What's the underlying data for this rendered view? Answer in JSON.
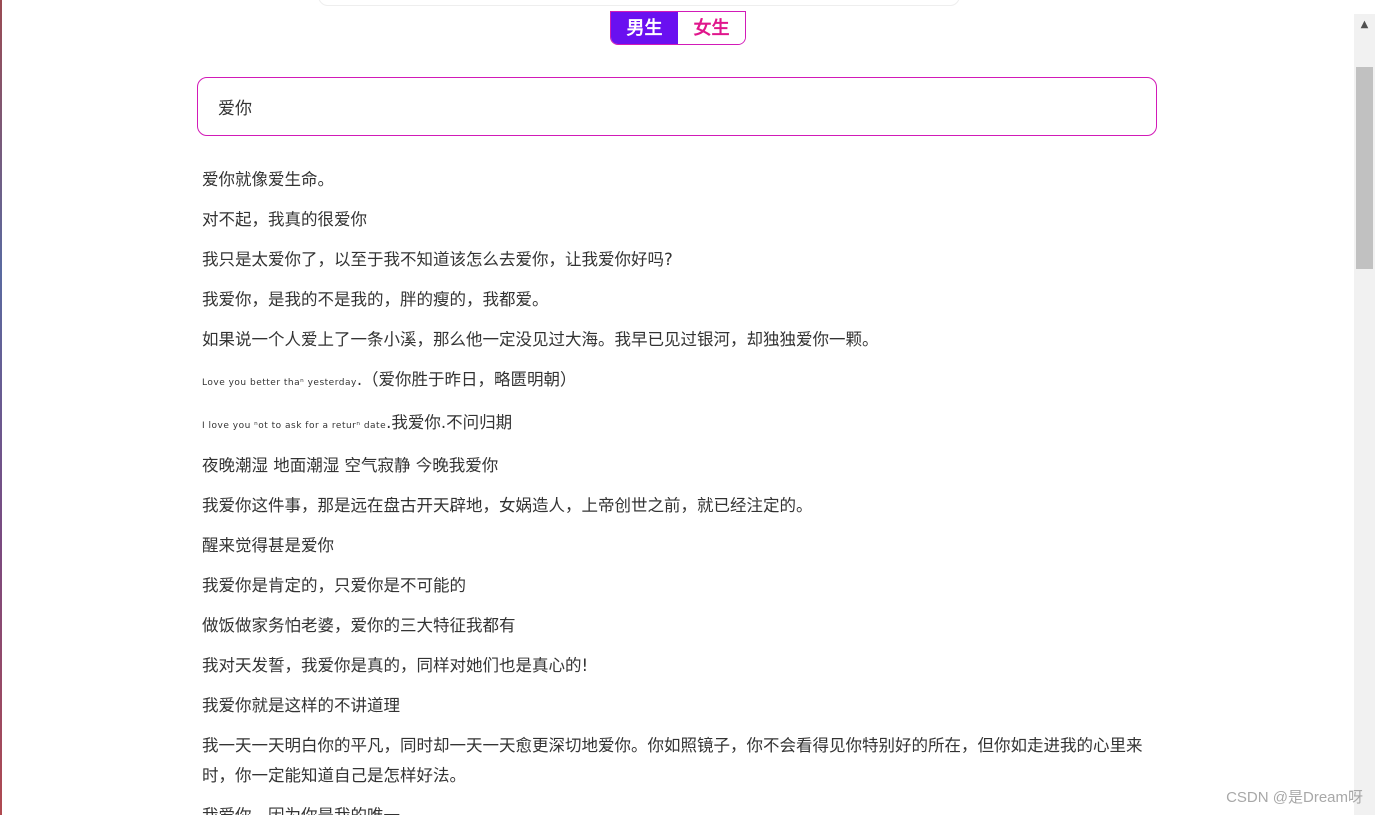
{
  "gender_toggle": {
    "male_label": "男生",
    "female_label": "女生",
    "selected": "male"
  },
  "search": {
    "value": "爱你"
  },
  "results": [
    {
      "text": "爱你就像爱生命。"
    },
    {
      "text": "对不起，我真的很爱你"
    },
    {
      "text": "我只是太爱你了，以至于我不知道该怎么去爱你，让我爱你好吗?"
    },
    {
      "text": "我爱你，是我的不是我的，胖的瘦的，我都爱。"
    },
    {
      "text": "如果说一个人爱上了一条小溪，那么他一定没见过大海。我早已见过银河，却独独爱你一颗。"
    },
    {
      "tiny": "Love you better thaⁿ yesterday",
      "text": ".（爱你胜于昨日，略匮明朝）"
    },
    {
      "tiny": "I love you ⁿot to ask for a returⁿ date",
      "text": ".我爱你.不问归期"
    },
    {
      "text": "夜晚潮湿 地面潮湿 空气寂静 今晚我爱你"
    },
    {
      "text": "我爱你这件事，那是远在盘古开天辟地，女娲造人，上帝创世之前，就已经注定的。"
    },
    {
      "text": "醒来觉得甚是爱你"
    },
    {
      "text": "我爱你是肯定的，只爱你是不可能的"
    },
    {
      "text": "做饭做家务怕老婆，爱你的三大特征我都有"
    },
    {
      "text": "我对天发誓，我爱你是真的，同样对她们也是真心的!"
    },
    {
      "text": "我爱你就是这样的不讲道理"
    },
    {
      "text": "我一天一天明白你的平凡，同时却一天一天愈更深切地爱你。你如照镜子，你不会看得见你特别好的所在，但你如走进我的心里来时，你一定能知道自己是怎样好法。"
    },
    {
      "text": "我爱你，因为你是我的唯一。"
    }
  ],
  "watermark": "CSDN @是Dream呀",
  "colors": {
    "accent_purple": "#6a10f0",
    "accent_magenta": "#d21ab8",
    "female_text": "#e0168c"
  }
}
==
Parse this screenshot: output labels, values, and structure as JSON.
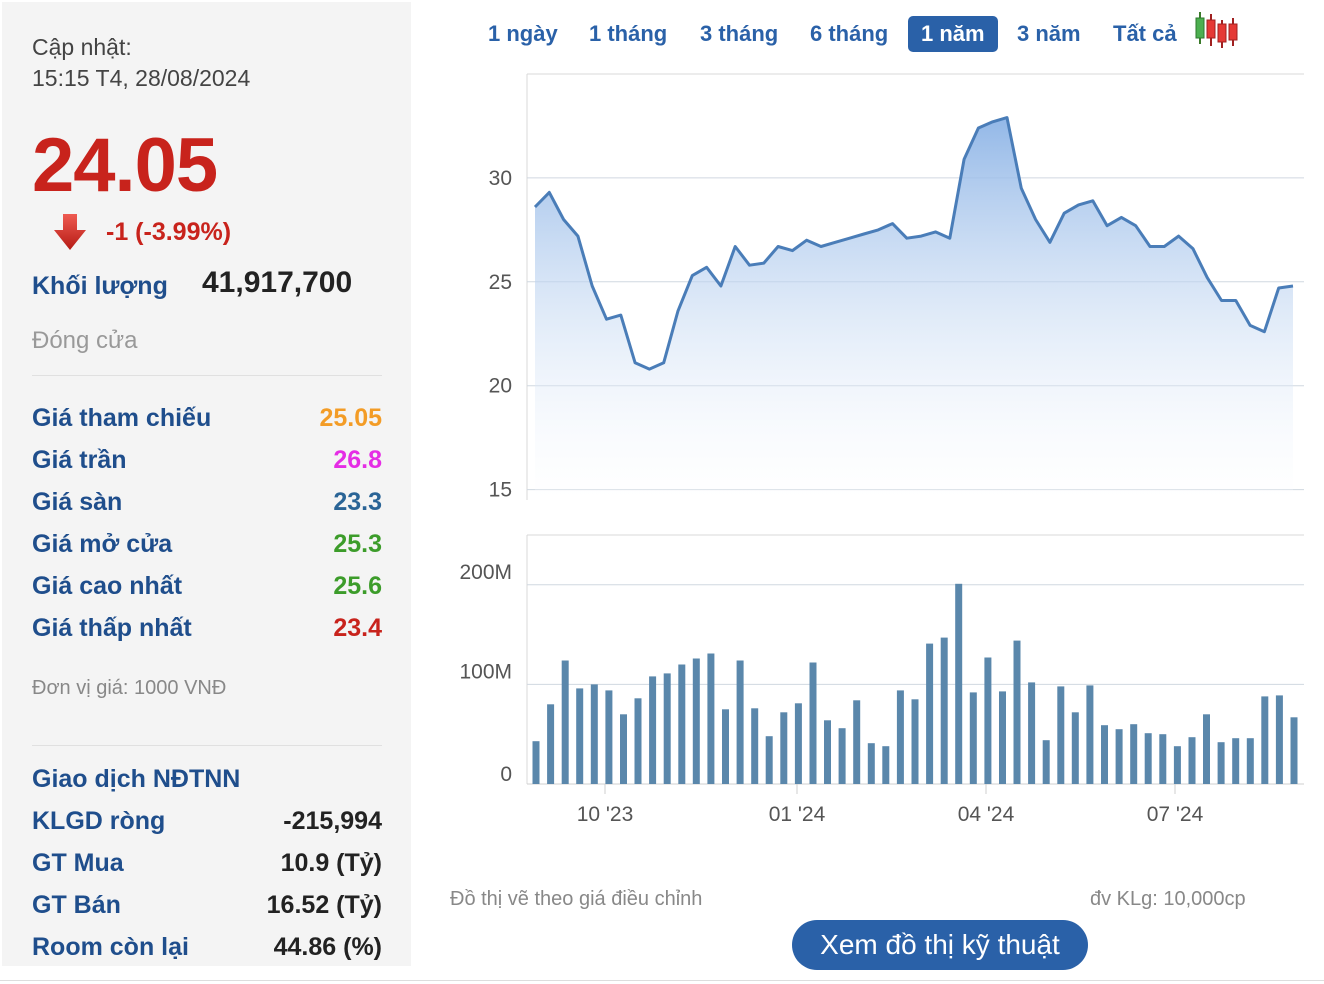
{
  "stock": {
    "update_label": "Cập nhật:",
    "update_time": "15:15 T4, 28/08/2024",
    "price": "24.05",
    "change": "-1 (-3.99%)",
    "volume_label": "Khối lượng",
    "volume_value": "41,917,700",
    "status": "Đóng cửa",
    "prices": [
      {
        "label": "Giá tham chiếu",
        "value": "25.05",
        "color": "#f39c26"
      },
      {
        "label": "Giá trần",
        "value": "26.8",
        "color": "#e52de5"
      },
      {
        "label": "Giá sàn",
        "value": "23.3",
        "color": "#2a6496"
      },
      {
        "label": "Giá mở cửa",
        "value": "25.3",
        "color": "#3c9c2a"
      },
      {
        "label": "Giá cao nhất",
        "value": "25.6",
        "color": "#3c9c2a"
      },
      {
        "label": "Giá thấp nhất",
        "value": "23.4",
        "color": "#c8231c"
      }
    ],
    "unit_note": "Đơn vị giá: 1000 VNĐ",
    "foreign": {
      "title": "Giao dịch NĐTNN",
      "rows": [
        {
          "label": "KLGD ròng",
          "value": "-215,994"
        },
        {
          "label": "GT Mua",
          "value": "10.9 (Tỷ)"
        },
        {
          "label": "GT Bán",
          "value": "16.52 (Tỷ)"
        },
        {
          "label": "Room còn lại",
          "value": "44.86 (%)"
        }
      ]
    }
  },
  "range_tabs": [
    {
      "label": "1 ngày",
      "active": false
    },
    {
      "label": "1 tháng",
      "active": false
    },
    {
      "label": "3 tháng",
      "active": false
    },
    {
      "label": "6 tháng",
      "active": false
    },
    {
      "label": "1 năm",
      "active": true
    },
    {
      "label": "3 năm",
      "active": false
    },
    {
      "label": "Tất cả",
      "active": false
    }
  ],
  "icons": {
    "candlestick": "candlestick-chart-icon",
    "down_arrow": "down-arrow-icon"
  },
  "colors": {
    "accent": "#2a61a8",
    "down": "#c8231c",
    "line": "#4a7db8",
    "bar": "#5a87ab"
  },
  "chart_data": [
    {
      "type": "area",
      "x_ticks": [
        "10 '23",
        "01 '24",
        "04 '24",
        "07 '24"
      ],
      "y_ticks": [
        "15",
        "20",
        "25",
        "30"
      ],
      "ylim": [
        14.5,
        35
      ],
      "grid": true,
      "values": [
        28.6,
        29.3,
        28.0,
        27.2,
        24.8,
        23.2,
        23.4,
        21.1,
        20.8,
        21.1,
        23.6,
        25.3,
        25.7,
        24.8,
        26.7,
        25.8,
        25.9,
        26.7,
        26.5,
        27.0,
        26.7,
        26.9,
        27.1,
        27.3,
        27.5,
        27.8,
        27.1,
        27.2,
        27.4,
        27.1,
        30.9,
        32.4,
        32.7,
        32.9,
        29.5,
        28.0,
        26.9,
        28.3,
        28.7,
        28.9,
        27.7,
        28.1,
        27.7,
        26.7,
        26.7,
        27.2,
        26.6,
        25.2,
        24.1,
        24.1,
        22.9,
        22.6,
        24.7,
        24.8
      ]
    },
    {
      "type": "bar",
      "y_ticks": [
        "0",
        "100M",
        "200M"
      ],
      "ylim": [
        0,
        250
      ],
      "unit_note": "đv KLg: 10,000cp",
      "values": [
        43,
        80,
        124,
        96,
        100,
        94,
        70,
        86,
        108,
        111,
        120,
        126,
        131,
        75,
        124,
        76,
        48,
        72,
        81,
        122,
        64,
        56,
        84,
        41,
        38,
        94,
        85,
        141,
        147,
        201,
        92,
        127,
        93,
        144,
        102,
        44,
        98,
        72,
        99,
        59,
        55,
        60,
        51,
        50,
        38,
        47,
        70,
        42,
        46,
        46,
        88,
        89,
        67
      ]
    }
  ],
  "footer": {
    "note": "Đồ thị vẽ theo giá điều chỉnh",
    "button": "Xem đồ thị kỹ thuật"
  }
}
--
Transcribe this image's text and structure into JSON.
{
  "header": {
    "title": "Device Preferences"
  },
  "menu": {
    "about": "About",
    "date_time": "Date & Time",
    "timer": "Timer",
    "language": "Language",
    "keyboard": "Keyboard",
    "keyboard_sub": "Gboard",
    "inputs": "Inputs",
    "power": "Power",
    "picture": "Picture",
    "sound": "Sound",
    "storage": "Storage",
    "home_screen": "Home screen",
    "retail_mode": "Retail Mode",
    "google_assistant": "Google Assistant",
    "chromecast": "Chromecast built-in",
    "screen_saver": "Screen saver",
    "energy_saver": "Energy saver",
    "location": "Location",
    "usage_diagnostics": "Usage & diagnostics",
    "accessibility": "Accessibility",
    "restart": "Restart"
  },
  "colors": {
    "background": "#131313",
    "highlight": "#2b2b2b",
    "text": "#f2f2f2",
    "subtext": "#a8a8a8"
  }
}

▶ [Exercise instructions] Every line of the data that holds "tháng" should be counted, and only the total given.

▶ [Written solution] 3